It was a couple of months ago that I first read a book by Georgette Heyer, namely one of her crime novels, Footsteps in the Dark. I wasn’t terribly struck by it, so when I remembered that I’d received one of her Regency novels as a present I wondered whether she would benefit from a change of genre. Plus, up until this point, I hadn’t read much, if any, Regency Romance. The fact that it was quite a short book just decided the matter. So, was my second foray into Georgette Heyer’s work any more successful?
The Convenient Marriage starts with the Winwood sisters, members of a proud but impoverished family in a rather difficult position. The Earl of Rule, a wealthy and eligible bachelor, has made an offer for the hand of the eldest sister, the renowned beauty Elizabeth. Unfortunately, she is head over heels in love with her childhood sweetheart, the equally impoverished army lieutenant Edward Heron, so the proposal has only succeeded in making her incredibly unhappy. The youngest sister, Horatia, decides that this just can’t stand, and convinces the Earl that he would be just as satisfied marrying the youngest sister as he would the oldest. It’s not as if this is a love match right? So they are married, and find themselves becoming more fond of one another whilst a long-time enemy of Rule’s attempts to bring them to ruin.
I’m not sure how I really feel about this book. While I enjoyed this overall, there are a few things that prevent me from loving it wholeheartedly. The positive things first though. First, I absolutely adore the main heroine, Horatia. When I think Regency romance, the thing that comes into my head is the image of someone wholesome enough that they can win and change your stereotypical rake into upstanding husband material, most likely being the epitome of English Rose in looks. Horatia is a spirited and headstrong 17-year-old girl with enough naivety to propel her into making some decisions that are less than well thought-out. She states her mind quite openly and is a prolific (and generally unlucky) gambler. Her looks are described by others as essentially the sort of face that only family could love, with her primary physical feature being her “preposterous” thick eyebrows. And, to top it all off, she is the only main character that I have ever seen with a stammer. She is utterly glorious. Second, the plot becomes surprisingly humorous as it gets towards the end. It very much reminded me of The Marriage of Figaro at times, if not in terms of events then in regards to tone. It was a lot more farcical than I expected it to be, and very skillfully pulled off too. Third, the villain of the piece, Lethbridge, is a fascinating mix of cold, calculating and incredibly charming. His downfall is a fantastic scene that brings excitement just before it turns firmly onto the more romantic comedy parts.
So, now to the things that I wasn’t so fond of. First, a minor point. I think that having a working knowledge of aristocratic fashion would really help. While I was aware of the general tendency that fashions took at the time (skirts as wide as a bus and big powdered wigs), it meant absolutely nothing to me when I was told things like Horatia’s hair being styled a la capricieuse.
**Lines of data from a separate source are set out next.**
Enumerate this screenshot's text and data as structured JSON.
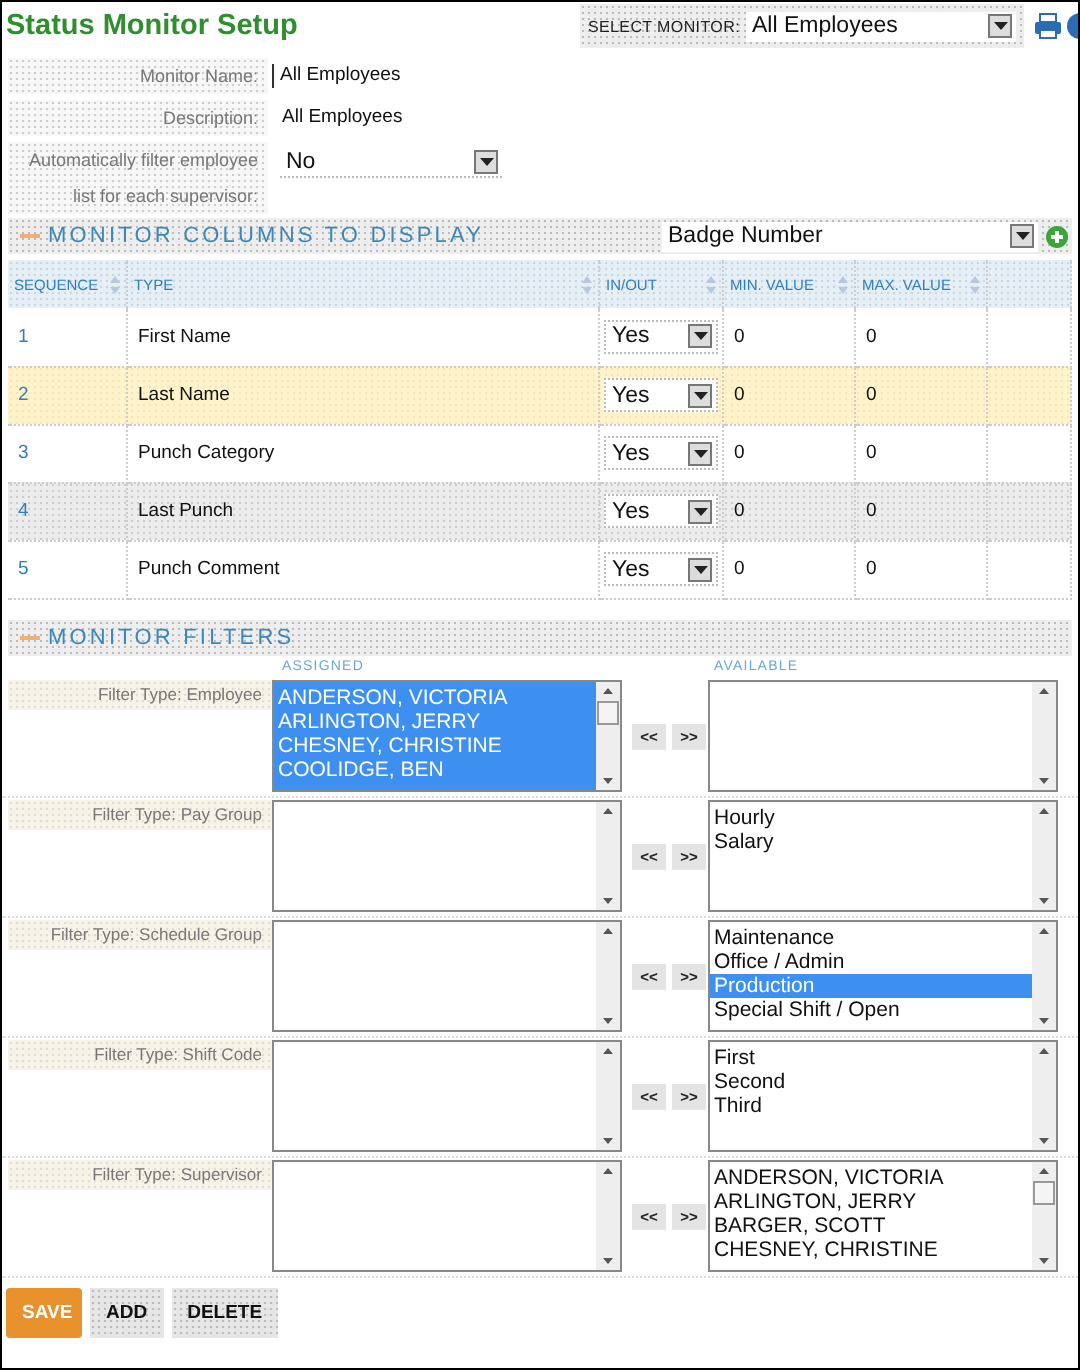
{
  "title": "Status Monitor Setup",
  "monitor_select": {
    "label": "SELECT MONITOR:",
    "value": "All Employees"
  },
  "form": [
    {
      "label": "Monitor Name:",
      "value": "All Employees",
      "kind": "input"
    },
    {
      "label": "Description:",
      "value": "All Employees",
      "kind": "text"
    },
    {
      "label": "Automatically filter employee list for each supervisor:",
      "value": "No",
      "kind": "select"
    }
  ],
  "columns_section": {
    "title": "MONITOR COLUMNS TO DISPLAY",
    "column_select": "Badge Number"
  },
  "table": {
    "columns": [
      "SEQUENCE",
      "TYPE",
      "IN/OUT",
      "MIN. VALUE",
      "MAX. VALUE"
    ],
    "rows": [
      {
        "sequence": "1",
        "type": "First Name",
        "in_out": "Yes",
        "min": "0",
        "max": "0",
        "kind": "plain"
      },
      {
        "sequence": "2",
        "type": "Last Name",
        "in_out": "Yes",
        "min": "0",
        "max": "0",
        "kind": "hover"
      },
      {
        "sequence": "3",
        "type": "Punch Category",
        "in_out": "Yes",
        "min": "0",
        "max": "0",
        "kind": "plain"
      },
      {
        "sequence": "4",
        "type": "Last Punch",
        "in_out": "Yes",
        "min": "0",
        "max": "0",
        "kind": "striped"
      },
      {
        "sequence": "5",
        "type": "Punch Comment",
        "in_out": "Yes",
        "min": "0",
        "max": "0",
        "kind": "plain"
      }
    ]
  },
  "filters_section": {
    "title": "MONITOR FILTERS",
    "assigned_label": "ASSIGNED",
    "available_label": "AVAILABLE"
  },
  "filters": [
    {
      "label": "Filter Type: Employee",
      "assigned": {
        "overflow": true,
        "items": [
          {
            "text": "ANDERSON, VICTORIA",
            "selected": true
          },
          {
            "text": "ARLINGTON, JERRY",
            "selected": true
          },
          {
            "text": "CHESNEY, CHRISTINE",
            "selected": true
          },
          {
            "text": "COOLIDGE, BEN",
            "selected": true
          }
        ]
      },
      "move_buttons": [
        "<<",
        ">>"
      ],
      "available": {
        "overflow": false
      }
    },
    {
      "label": "Filter Type: Pay Group",
      "assigned": {
        "overflow": false
      },
      "move_buttons": [
        "<<",
        ">>"
      ],
      "available": {
        "overflow": false,
        "items": [
          {
            "text": "Hourly",
            "selected": false
          },
          {
            "text": "Salary",
            "selected": false
          }
        ]
      }
    },
    {
      "label": "Filter Type: Schedule Group",
      "assigned": {
        "overflow": false
      },
      "move_buttons": [
        "<<",
        ">>"
      ],
      "available": {
        "overflow": false,
        "items": [
          {
            "text": "Maintenance",
            "selected": false
          },
          {
            "text": "Office / Admin",
            "selected": false
          },
          {
            "text": "Production",
            "selected": true
          },
          {
            "text": "Special Shift / Open",
            "selected": false
          }
        ]
      }
    },
    {
      "label": "Filter Type: Shift Code",
      "assigned": {
        "overflow": false
      },
      "move_buttons": [
        "<<",
        ">>"
      ],
      "available": {
        "overflow": false,
        "items": [
          {
            "text": "First",
            "selected": false
          },
          {
            "text": "Second",
            "selected": false
          },
          {
            "text": "Third",
            "selected": false
          }
        ]
      }
    },
    {
      "label": "Filter Type: Supervisor",
      "assigned": {
        "overflow": false
      },
      "move_buttons": [
        "<<",
        ">>"
      ],
      "available": {
        "overflow": true,
        "items": [
          {
            "text": "ANDERSON, VICTORIA",
            "selected": false
          },
          {
            "text": "ARLINGTON, JERRY",
            "selected": false
          },
          {
            "text": "BARGER, SCOTT",
            "selected": false
          },
          {
            "text": "CHESNEY, CHRISTINE",
            "selected": false
          }
        ]
      }
    }
  ],
  "buttons": [
    {
      "label": "SAVE",
      "kind": "primary"
    },
    {
      "label": "ADD",
      "kind": "secondary"
    },
    {
      "label": "DELETE",
      "kind": "secondary"
    }
  ]
}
I presume that the narrative is talking about different hairstyles, but I couldn’t tell you what it meant in terms of actual visual description. And since Horatia is very fond of indulging in her husband’s wealth, it means that there’s a bevy of descriptions of clothes and fashion styles and the uses of what must be several miles’ worth of ribbon. But they become less frequent as it goes along, so it’s not too egregious. Second, for as much as I love Horatia, I found myself largely bored by Marcus, the Earl of Rule. I can see what Heyer was trying to do with his character: self-indulgent and mischievous, but with a good heart and surprising seriousness lurking beneath the veneer. But instead of a romantic hero, he put me more in mind of a father figure, which is technically the point in some ways. The hero and heroine of our story are 35 and 17 respectively, so for much of the narrative Rule acts in a weird hands-off but benevolent paternal figure. I’m all for depicting romances with age gaps, I mean I’ve tried writing a couple myself, but it’s difficult to set up their relationship as quasi-paternal at the beginning to only then make the father figure to morph into a lover figure. Related to this, I wasn’t quite convinced by the change in the main romantic relationship from marriage of convenience to love match, simply because the two didn’t really interact enough. When they did interact, it was usually Rule gently admonishing his wife for associating with the wrong people or for gambling away the allowance that he’d given her. Admittedly, they were shown to get on from the day that they met and Horatia did find her husband attractive throughout, but there wasn’t really a noticeable change in their behaviour. We’re just supposed to agree that at some point Rule begins to love his wife, though I couldn’t for the life of me point out where his eureka moment is supposed to be.
Overall, a bit of a mixed bag but mostly enjoyable. A feisty main heroine, a sinister but charming villain and surprisingly good humour save it from being an entirely disappointing romance. If you’re looking for passionate romance, this isn’t for you. If you’re looking for something a bit more focused on married life in a convenience match, then you’ll have better luck. 3.5/5
Next review: The Pickwick Papers by Charles Dickens